We’ve seen volatility in the tech sector in recent weeks and it’s particularly relevant given how much tech has driven the US equity market over the last few years.
The turbulence has largely been driven by Facebook, who missed earnings forecasts and began to talk down some of the expectations held by the market.
This doesn’t make Facebook a bad business, the social media giant is highly profitable and fast growing.
Elsewhere in the tech sector, Apple’s results met expectations, helping it become the first US company to be valued $1 trillion.
Apple went through a similar process to Facebook a few years ago when iPhone sales started to slow.

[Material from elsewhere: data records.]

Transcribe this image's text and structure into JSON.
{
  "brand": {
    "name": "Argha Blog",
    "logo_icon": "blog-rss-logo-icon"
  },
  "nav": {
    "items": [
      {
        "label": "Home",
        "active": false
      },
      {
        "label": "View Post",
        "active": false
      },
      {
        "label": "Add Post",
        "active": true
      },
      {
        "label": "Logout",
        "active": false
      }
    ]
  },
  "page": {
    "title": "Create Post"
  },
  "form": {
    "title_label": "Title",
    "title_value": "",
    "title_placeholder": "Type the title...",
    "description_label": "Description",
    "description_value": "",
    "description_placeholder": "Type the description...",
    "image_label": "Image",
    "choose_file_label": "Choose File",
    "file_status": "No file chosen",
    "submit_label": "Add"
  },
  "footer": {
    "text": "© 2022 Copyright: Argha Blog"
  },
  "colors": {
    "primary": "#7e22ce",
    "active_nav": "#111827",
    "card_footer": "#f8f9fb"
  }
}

In a quarter that was deemed to be a pretty good one, unit volumes grew by only 1% in its core business.
There have been winners and losers in the tech market, but overall in tech and the broader market, earnings and sales have been good, which should underpin valuations going forward.

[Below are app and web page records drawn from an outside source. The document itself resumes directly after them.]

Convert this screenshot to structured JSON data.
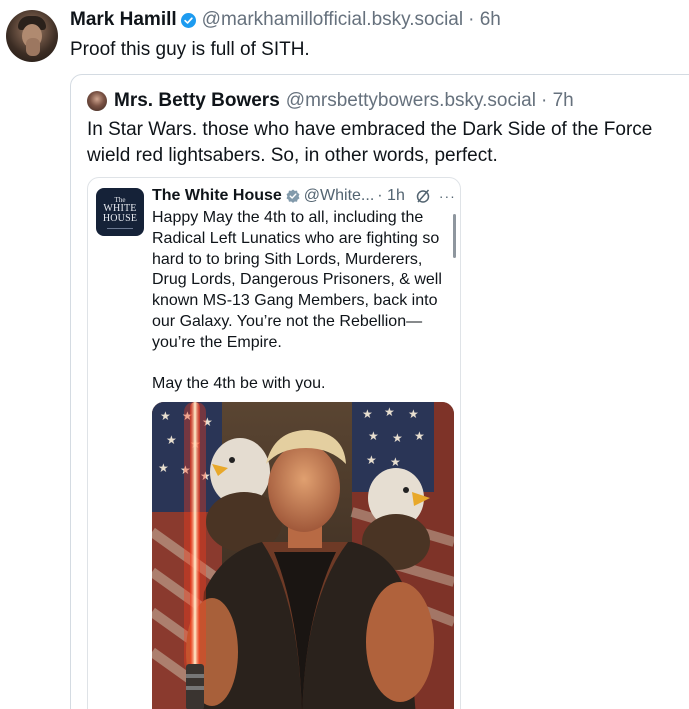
{
  "post": {
    "author_name": "Mark Hamill",
    "handle": "@markhamillofficial.bsky.social",
    "time": "· 6h",
    "text": "Proof this guy is full of SITH."
  },
  "quote": {
    "author_name": "Mrs. Betty Bowers",
    "handle": "@mrsbettybowers.bsky.social",
    "time": "· 7h",
    "text": "In Star Wars. those who have embraced the Dark Side of the Force wield red lightsabers. So, in other words, perfect."
  },
  "embed": {
    "logo_line1": "The",
    "logo_line2a": "WHITE",
    "logo_line2b": "HOUSE",
    "author_name": "The White House",
    "handle": "@White...",
    "time": "· 1h",
    "more": "···",
    "text_para1": "Happy May the 4th to all, including the Radical Left Lunatics who are fighting so hard to to bring Sith Lords, Murderers, Drug Lords, Dangerous Prisoners, & well known MS-13 Gang Members, back into our Galaxy. You’re not the Rebellion—you’re the Empire.",
    "text_para2": "May the 4th be with you.",
    "image_icon": "illustration-image"
  },
  "colors": {
    "verified_blue": "#1d9bf0",
    "handle_gray": "#66717d",
    "wh_navy": "#152238",
    "lightsaber_red": "#ff3b1a"
  }
}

Read why Richard Flax doesn’t think this is start of the end for the tech sector.
How is the market reacting to Brexit uncertainty?
It’s been a busy month for UK politics and Brexit negotiations seem to be coming to a head. The outcome is still very uncertain and that’s had a negative impact on a range of UK asset, notably sterling and property.
Moneyfarm Portfolios are globally diversified, so don’t have a large exposure to the UK.
Nonetheless, we’ll continue to monitor the situation and will make any changes when there is more clarity.
Interest rate rise
The Bank of England increased rates by 25 basis points to 0.75% this week. It was a move that was expected by the markets, despite the case for hiking rates getting weaker, not stronger.
Although sterling initially strengthened on the news, it quickly sold off quite sharply, which suggests the market is questioning the wisdom behind the Bank of England’s move.
Read our further analysis on the rate rise from Richard Flax.